▸ WHAT YOU SHOULD DO
If a line in the records below contains the word "Implement", copy it out.

▸ THE INPUT
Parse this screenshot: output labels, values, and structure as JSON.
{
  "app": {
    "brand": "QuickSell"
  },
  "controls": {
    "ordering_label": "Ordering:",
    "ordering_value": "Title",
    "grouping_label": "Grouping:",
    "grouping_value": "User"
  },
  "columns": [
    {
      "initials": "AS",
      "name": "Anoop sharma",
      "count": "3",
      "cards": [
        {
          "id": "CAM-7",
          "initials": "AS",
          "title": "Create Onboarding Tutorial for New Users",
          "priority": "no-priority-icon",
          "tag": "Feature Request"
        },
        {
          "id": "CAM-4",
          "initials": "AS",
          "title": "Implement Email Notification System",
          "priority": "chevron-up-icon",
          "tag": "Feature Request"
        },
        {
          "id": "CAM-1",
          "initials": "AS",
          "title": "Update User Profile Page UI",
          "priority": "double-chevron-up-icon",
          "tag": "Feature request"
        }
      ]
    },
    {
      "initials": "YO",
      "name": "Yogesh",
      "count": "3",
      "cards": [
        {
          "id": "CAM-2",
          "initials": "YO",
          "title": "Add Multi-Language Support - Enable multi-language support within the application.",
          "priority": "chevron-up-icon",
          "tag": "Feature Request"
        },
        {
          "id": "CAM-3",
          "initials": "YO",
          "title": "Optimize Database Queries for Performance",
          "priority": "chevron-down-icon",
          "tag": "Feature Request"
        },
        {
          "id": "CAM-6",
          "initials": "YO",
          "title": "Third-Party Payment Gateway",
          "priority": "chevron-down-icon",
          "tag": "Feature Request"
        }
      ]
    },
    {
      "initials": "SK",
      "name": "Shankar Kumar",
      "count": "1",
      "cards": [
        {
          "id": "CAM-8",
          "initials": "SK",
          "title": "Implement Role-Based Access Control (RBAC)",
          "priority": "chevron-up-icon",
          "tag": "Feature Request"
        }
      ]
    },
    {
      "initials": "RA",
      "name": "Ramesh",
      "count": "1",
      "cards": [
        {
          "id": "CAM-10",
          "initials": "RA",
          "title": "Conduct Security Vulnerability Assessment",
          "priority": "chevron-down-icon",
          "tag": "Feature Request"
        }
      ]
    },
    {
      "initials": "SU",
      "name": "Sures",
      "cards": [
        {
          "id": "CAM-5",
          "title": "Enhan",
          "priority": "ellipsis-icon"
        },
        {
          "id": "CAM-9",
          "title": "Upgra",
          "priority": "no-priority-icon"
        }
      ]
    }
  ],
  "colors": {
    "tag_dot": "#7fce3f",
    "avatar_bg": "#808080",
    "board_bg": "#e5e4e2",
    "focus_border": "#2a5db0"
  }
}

▸ ANSWER AREA
          "title": "Implement Email Notification System",
          "title": "Implement Role-Based Access Control (RBAC)",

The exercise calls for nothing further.